◆ WHAT YOU NEED TO DO ◆
Write out every entry in full. Leave nothing out.

◆ EXERCISE DATA ◆
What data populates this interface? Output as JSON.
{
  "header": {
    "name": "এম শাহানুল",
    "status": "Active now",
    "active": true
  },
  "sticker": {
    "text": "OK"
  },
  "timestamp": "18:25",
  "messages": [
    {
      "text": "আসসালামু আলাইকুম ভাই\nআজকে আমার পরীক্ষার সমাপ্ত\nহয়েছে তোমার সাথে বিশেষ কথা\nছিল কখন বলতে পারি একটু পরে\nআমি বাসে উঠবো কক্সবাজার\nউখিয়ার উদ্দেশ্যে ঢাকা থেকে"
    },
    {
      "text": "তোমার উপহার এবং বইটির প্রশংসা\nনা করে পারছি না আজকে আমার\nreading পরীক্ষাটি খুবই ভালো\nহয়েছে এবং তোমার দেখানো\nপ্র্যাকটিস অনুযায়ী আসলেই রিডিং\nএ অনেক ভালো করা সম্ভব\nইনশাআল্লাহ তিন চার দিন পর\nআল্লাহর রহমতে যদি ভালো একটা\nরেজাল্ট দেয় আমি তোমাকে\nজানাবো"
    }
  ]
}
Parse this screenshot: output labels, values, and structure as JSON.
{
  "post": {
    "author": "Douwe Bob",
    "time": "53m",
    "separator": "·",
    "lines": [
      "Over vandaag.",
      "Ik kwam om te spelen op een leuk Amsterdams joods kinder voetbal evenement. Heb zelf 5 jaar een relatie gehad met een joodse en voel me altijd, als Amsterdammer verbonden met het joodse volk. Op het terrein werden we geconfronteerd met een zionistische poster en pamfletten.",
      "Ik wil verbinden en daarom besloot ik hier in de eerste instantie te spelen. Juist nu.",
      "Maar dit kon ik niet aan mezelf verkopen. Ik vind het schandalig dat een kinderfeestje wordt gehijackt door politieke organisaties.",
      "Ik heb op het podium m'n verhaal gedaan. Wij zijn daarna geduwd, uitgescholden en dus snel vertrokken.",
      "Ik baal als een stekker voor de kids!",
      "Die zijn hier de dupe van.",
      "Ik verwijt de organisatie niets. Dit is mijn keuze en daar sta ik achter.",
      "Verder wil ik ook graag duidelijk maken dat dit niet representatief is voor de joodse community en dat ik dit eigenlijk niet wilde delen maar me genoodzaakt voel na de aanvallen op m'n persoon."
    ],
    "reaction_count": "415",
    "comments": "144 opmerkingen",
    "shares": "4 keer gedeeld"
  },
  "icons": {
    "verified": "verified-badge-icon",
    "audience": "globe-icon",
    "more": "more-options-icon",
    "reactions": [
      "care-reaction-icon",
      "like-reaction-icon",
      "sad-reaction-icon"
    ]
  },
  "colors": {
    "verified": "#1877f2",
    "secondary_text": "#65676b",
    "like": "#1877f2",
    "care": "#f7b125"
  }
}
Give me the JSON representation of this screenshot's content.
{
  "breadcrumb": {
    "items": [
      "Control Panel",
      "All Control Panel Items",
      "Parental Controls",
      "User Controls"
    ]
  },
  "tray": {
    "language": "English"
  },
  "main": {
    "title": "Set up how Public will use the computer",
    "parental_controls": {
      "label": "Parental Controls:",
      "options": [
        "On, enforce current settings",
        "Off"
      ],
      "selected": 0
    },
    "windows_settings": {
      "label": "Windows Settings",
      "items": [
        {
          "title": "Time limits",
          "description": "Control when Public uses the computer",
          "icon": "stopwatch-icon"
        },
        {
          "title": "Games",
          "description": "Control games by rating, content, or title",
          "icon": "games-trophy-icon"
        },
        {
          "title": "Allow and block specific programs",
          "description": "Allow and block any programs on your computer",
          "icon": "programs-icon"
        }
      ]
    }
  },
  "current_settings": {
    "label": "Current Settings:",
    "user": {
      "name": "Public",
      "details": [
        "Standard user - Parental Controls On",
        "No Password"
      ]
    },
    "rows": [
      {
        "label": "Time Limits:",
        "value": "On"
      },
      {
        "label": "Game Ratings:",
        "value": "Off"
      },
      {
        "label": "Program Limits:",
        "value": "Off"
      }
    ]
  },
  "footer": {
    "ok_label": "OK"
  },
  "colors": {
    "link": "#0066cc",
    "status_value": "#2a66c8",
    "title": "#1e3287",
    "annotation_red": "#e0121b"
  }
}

◆ EXERCISE RESULT ◆
What data populates this interface? Output as JSON.
{
  "header": {
    "name": "এম শাহানুল",
    "status": "Active now",
    "active": true
  },
  "sticker": {
    "text": "OK"
  },
  "timestamp": "18:25",
  "messages": [
    {
      "text": "আসসালামু আলাইকুম ভাই\nআজকে আমার পরীক্ষার সমাপ্ত\nহয়েছে তোমার সাথে বিশেষ কথা\nছিল কখন বলতে পারি একটু পরে\nআমি বাসে উঠবো কক্সবাজার\nউখিয়ার উদ্দেশ্যে ঢাকা থেকে"
    },
    {
      "text": "তোমার উপহার এবং বইটির প্রশংসা\nনা করে পারছি না আজকে আমার\nreading পরীক্ষাটি খুবই ভালো\nহয়েছে এবং তোমার দেখানো\nপ্র্যাকটিস অনুযায়ী আসলেই রিডিং\nএ অনেক ভালো করা সম্ভব\nইনশাআল্লাহ তিন চার দিন পর\nআল্লাহর রহমতে যদি ভালো একটা\nরেজাল্ট দেয় আমি তোমাকে\nজানাবো"
    }
  ]
}
Parse this screenshot: output labels, values, and structure as JSON.
{
  "post": {
    "author": "Douwe Bob",
    "time": "53m",
    "separator": "·",
    "lines": [
      "Over vandaag.",
      "Ik kwam om te spelen op een leuk Amsterdams joods kinder voetbal evenement. Heb zelf 5 jaar een relatie gehad met een joodse en voel me altijd, als Amsterdammer verbonden met het joodse volk. Op het terrein werden we geconfronteerd met een zionistische poster en pamfletten.",
      "Ik wil verbinden en daarom besloot ik hier in de eerste instantie te spelen. Juist nu.",
      "Maar dit kon ik niet aan mezelf verkopen. Ik vind het schandalig dat een kinderfeestje wordt gehijackt door politieke organisaties.",
      "Ik heb op het podium m'n verhaal gedaan. Wij zijn daarna geduwd, uitgescholden en dus snel vertrokken.",
      "Ik baal als een stekker voor de kids!",
      "Die zijn hier de dupe van.",
      "Ik verwijt de organisatie niets. Dit is mijn keuze en daar sta ik achter.",
      "Verder wil ik ook graag duidelijk maken dat dit niet representatief is voor de joodse community en dat ik dit eigenlijk niet wilde delen maar me genoodzaakt voel na de aanvallen op m'n persoon."
    ],
    "reaction_count": "415",
    "comments": "144 opmerkingen",
    "shares": "4 keer gedeeld"
  },
  "icons": {
    "verified": "verified-badge-icon",
    "audience": "globe-icon",
    "more": "more-options-icon",
    "reactions": [
      "care-reaction-icon",
      "like-reaction-icon",
      "sad-reaction-icon"
    ]
  },
  "colors": {
    "verified": "#1877f2",
    "secondary_text": "#65676b",
    "like": "#1877f2",
    "care": "#f7b125"
  }
}
Give me the JSON representation of this screenshot's content.
{
  "breadcrumb": {
    "items": [
      "Control Panel",
      "All Control Panel Items",
      "Parental Controls",
      "User Controls"
    ]
  },
  "tray": {
    "language": "English"
  },
  "main": {
    "title": "Set up how Public will use the computer",
    "parental_controls": {
      "label": "Parental Controls:",
      "options": [
        "On, enforce current settings",
        "Off"
      ],
      "selected": 0
    },
    "windows_settings": {
      "label": "Windows Settings",
      "items": [
        {
          "title": "Time limits",
          "description": "Control when Public uses the computer",
          "icon": "stopwatch-icon"
        },
        {
          "title": "Games",
          "description": "Control games by rating, content, or title",
          "icon": "games-trophy-icon"
        },
        {
          "title": "Allow and block specific programs",
          "description": "Allow and block any programs on your computer",
          "icon": "programs-icon"
        }
      ]
    }
  },
  "current_settings": {
    "label": "Current Settings:",
    "user": {
      "name": "Public",
      "details": [
        "Standard user - Parental Controls On",
        "No Password"
      ]
    },
    "rows": [
      {
        "label": "Time Limits:",
        "value": "On"
      },
      {
        "label": "Game Ratings:",
        "value": "Off"
      },
      {
        "label": "Program Limits:",
        "value": "Off"
      }
    ]
  },
  "footer": {
    "ok_label": "OK"
  },
  "colors": {
    "link": "#0066cc",
    "status_value": "#2a66c8",
    "title": "#1e3287",
    "annotation_red": "#e0121b"
  }
}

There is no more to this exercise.